Work to be completed:
Work out the count of lines in the listing below that include "meta". Give that count alone.

(Task data Opens)

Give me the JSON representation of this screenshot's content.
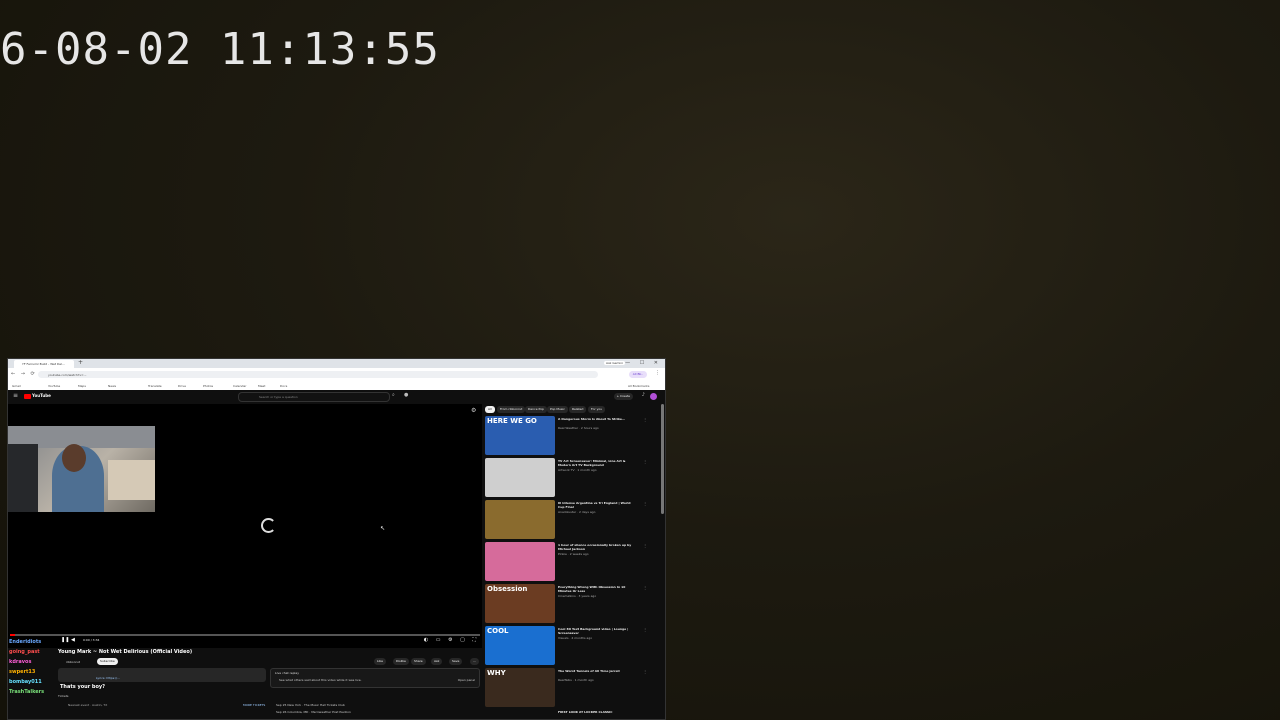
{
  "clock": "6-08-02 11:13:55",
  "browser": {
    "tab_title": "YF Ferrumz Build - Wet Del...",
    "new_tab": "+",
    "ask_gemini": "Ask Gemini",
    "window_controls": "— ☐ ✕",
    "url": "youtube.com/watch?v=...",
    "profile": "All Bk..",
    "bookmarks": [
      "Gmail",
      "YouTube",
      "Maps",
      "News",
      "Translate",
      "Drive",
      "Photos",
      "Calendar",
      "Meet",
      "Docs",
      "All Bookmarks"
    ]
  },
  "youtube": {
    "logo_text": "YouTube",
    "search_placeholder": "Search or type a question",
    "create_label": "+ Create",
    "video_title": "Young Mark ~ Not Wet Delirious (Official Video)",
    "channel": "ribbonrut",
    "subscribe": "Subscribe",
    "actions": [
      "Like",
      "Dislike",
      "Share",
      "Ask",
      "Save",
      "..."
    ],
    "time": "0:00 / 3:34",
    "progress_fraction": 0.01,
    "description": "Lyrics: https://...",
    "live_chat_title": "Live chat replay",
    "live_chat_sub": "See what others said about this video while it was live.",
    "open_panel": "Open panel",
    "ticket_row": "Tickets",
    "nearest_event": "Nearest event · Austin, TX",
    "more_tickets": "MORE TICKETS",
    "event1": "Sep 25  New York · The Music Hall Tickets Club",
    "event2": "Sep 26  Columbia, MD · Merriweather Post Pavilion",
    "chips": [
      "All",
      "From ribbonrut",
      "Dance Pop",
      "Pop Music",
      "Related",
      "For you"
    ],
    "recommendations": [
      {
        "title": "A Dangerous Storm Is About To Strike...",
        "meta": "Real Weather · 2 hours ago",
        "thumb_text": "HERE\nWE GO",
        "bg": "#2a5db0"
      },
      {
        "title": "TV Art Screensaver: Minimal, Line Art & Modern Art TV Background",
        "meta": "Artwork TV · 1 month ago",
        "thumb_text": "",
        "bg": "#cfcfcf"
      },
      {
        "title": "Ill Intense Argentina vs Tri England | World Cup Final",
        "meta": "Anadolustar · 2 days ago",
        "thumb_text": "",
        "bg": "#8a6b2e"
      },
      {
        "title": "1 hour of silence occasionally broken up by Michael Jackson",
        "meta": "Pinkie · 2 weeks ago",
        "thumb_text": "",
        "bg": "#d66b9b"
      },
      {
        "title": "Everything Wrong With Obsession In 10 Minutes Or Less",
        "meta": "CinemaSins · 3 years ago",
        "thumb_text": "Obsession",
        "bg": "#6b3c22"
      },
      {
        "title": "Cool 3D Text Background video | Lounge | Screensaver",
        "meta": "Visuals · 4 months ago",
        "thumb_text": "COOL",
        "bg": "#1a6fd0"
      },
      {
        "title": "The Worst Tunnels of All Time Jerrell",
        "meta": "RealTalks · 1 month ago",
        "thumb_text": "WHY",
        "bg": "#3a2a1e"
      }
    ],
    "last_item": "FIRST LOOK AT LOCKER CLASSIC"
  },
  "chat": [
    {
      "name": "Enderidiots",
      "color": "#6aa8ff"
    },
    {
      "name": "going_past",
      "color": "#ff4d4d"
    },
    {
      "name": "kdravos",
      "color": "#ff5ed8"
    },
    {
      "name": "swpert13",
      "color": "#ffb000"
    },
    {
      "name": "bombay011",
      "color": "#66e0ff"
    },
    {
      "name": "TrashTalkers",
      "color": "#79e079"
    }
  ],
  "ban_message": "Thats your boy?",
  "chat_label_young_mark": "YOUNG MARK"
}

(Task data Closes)
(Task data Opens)

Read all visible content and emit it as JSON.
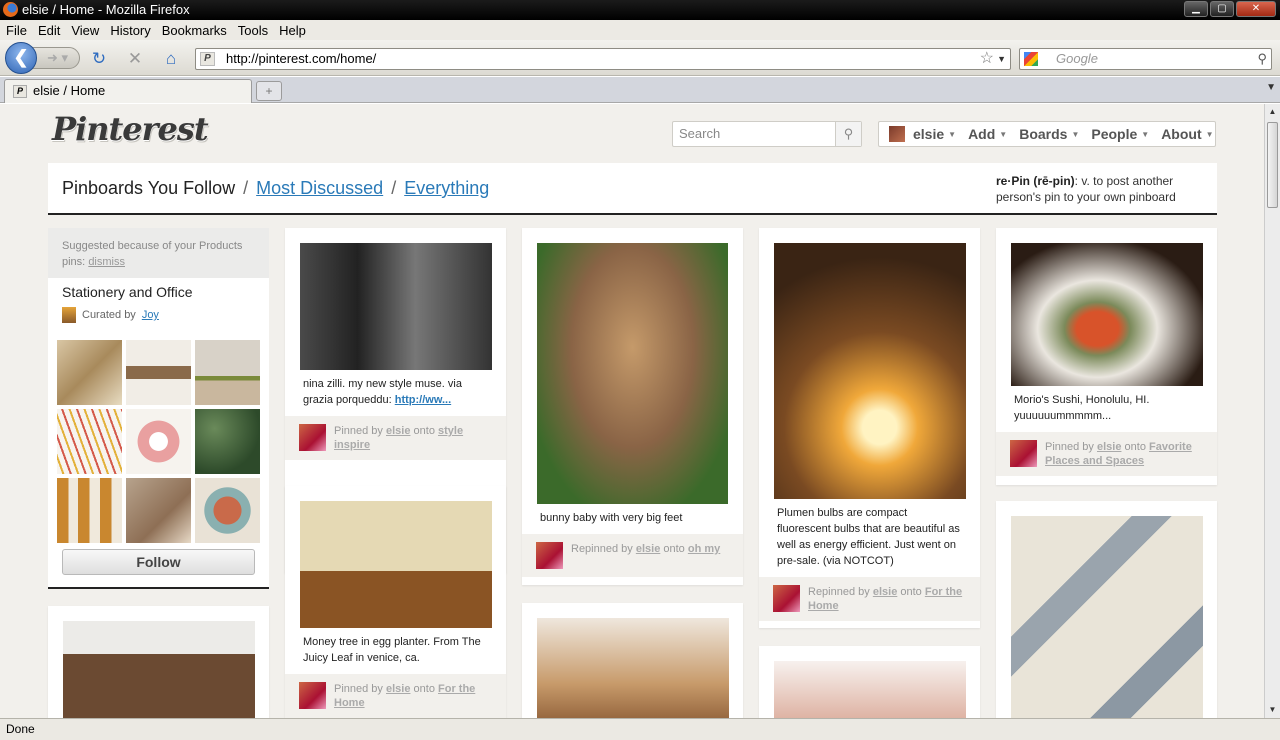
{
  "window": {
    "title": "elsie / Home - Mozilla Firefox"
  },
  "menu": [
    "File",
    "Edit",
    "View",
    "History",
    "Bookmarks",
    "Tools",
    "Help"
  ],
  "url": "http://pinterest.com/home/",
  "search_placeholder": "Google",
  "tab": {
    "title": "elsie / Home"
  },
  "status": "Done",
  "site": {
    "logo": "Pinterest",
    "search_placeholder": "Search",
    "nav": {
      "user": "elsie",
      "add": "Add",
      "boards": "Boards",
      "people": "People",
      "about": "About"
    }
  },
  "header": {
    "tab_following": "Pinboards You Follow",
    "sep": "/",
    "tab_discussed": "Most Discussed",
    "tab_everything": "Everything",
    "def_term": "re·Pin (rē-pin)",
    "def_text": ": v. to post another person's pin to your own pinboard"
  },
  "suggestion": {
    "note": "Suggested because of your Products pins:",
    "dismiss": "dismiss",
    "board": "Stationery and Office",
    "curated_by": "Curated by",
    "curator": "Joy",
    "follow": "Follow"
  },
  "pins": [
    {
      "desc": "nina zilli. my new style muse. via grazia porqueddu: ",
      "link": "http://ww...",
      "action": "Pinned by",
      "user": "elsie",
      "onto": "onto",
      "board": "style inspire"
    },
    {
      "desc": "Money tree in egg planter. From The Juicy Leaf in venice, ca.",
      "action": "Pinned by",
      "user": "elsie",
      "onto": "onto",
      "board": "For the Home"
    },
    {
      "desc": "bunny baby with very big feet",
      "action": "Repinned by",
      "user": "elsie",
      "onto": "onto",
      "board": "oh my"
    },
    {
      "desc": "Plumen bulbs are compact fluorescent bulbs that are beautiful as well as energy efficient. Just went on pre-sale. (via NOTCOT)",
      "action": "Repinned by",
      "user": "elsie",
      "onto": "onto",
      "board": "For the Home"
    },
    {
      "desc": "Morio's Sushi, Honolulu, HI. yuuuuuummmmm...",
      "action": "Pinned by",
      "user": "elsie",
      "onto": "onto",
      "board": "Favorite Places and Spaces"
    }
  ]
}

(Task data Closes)

Result below:
7